Data is big business in today’s world. Companies, marketers and researchers will pay out the nose for consumer information like interests and spending habits. Click or tap to see what Facebook does with the data it collects on you.
But the corporate world isn’t the only group interested in your data. Hackers, people searchers and cybercriminals are obsessed with compiling data too. With just a name, a face and a phone number, it’s easy to impersonate just about anyone online.
Malicious data collection is bad, but what happens when billions of peoples’ information is stored on an unsecured platform? It’s a recipe for identity theft and disaster. Well, surprise, surprise. That’s exactly what happened. Here’s what you need to know.
Mysterious server contains database with billions of harvested profiles
According to new reports from Wired, an unsecured server containing profile information from billions of users was discovered on Google Cloud Services. Initially discovered by dark web researcher Vinny Troia, the database appears to have been compiled by entities using third-party people search services.

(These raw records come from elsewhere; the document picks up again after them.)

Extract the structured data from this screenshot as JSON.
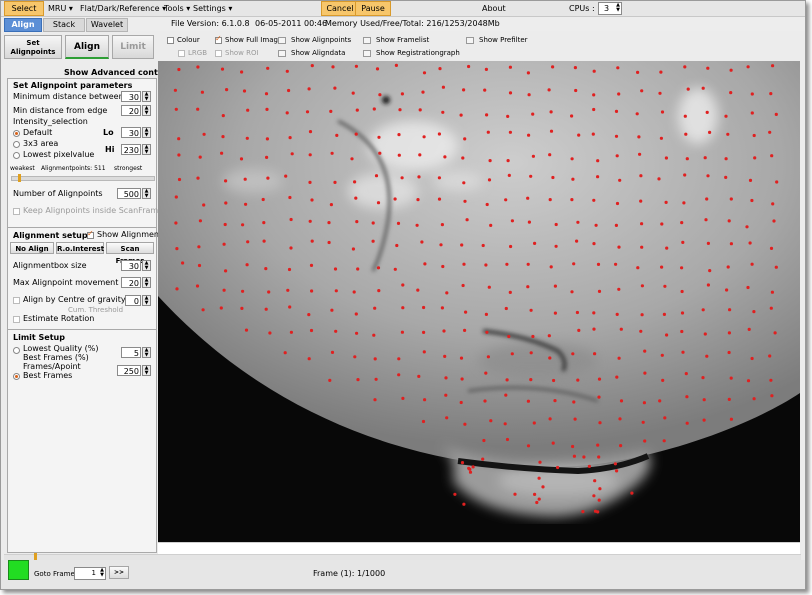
{
  "menubar": {
    "select": "Select",
    "mru": "MRU ▾",
    "flat": "Flat/Dark/Reference ▾",
    "tools": "Tools ▾",
    "settings": "Settings ▾",
    "cancel": "Cancel",
    "pause": "Pause",
    "about": "About",
    "cpus_label": "CPUs :",
    "cpus_value": "3"
  },
  "tabs": {
    "align": "Align",
    "stack": "Stack",
    "wavelet": "Wavelet"
  },
  "status": {
    "version": "File Version: 6.1.0.8",
    "date": "06-05-2011 00:46",
    "memory": "Memory Used/Free/Total: 216/1253/2048Mb"
  },
  "left": {
    "set_alignpoints": "Set\nAlignpoints",
    "align_btn": "Align",
    "limit_btn": "Limit",
    "show_advanced": "Show Advanced controls",
    "params_title": "Set Alignpoint parameters",
    "min_distance": "Minimum distance between",
    "min_distance_val": "30",
    "min_edge": "Min distance from edge",
    "min_edge_val": "20",
    "intensity_title": "Intensity_selection",
    "default": "Default",
    "area3": "3x3 area",
    "lowest": "Lowest pixelvalue",
    "lo": "Lo",
    "lo_val": "30",
    "hi": "Hi",
    "hi_val": "230",
    "weakest": "weakest",
    "alignpoints_count": "Alignmentpoints: 511",
    "strongest": "strongest",
    "number_label": "Number of Alignpoints",
    "number_val": "500",
    "keep_inside": "Keep Alignpoints inside ScanFrame",
    "alignment_setup": "Alignment setup",
    "show_alignment": "Show Alignment",
    "no_align": "No Align",
    "ro_interest": "R.o.Interest",
    "scan_frames": "Scan Frames",
    "box_size": "Alignmentbox size",
    "box_size_val": "30",
    "max_move": "Max Alignpoint movement",
    "max_move_val": "20",
    "centre_gravity": "Align by Centre of gravity",
    "cog_val": "0",
    "cum_threshold": "Cum. Threshold",
    "estimate_rotation": "Estimate Rotation",
    "limit_setup": "Limit Setup",
    "lowest_quality": "Lowest Quality (%)",
    "best_frames_pct": "Best Frames (%)",
    "quality_val": "5",
    "frames_apoint": "Frames/Apoint",
    "best_frames": "Best Frames",
    "best_val": "250"
  },
  "options": {
    "colour": "Colour",
    "show_full_image": "Show Full Image",
    "show_alignpoints": "Show Alignpoints",
    "show_framelist": "Show Framelist",
    "show_prefilter": "Show Prefilter",
    "lrgb": "LRGB",
    "show_roi": "Show ROI",
    "show_aligndata": "Show Aligndata",
    "show_registrationgraph": "Show Registrationgraph"
  },
  "bottom": {
    "goto_frame": "Goto Frame",
    "goto_val": "1",
    "goto_btn": ">>",
    "frame_status": "Frame (1): 1/1000"
  },
  "colors": {
    "accent_orange": "#f7c66b",
    "tab_blue": "#5c8fd6",
    "alignpoint_red": "#e02020",
    "status_green": "#22dd22"
  }
}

The datasets in the server were labeled with the names of several prominent people search companies, such as PDL Labs of San Francisco, California. PDL Labs acknowledged the data matches the type of information they have on file, but they claimed no responsibility for hosting it without any security.
Analysts speculate it’s very likely the data was intentionally left in the open, so hackers and cybercriminals had access to billions of profiles for their schemes.

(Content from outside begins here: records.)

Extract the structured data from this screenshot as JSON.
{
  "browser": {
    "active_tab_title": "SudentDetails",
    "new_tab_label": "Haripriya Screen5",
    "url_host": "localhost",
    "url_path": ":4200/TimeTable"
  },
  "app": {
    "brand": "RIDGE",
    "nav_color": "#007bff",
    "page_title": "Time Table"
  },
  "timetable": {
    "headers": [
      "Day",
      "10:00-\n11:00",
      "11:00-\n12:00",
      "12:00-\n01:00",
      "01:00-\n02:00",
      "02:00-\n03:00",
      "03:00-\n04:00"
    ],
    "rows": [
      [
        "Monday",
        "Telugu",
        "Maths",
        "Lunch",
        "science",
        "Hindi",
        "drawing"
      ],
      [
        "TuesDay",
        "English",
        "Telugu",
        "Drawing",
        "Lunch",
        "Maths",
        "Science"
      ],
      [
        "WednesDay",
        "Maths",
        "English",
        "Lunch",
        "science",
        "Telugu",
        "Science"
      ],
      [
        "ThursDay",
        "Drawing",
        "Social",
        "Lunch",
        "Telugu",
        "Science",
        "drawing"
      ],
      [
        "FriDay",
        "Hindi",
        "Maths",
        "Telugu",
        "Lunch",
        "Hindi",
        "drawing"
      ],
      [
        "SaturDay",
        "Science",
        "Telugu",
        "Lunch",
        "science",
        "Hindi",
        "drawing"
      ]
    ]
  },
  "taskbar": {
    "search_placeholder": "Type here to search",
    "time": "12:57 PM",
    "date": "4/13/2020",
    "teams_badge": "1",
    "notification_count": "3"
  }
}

The server contained information like home and cell phone numbers, full Facebook and Twitter profiles and LinkedIn work histories. This data could easily be used for identity theft or SIM swapping scams. Click or tap here to see why SIM swapping scams are such dangerous forms of identity theft.
Could my data be part of this leak?
No obvious culprit or motive has been discovered behind the leak yet, but based on the numbers alone, there’s a good chance you or someone you know is affected by it. Thankfully, most of the data contained in the leak is information that could be public anyway.
Much of the data was harvested by people search websites — which anyone can buy from. The primary issue here is that the data is compiled into one place with no protections. That makes it an attractive option for hackers and identity thieves to get a head start on their targets.
So what’s the best way to fight against identity theft from this enormous leak? There are a few things you can do, but if you haven’t noticed any obvious signs like missing money, new accounts in your name or strange inquiries from your mobile carrier, you’re probably safe for now.
Instead, you should look at this incident as an opportunity to safeguard your data before anyone has a chance to strike. Start by changing the privacy settings on your social media profiles. Click or tap here to learn how to go dark on social media.
Make sure to keep a clear eye on your bank accounts and credit reports. If you find an account has been opened in your name, or if you want to err on the side of caution, freeze your credit. This will prevent anyone from opening any accounts in your name. Click or tap here to learn more about credit freezes.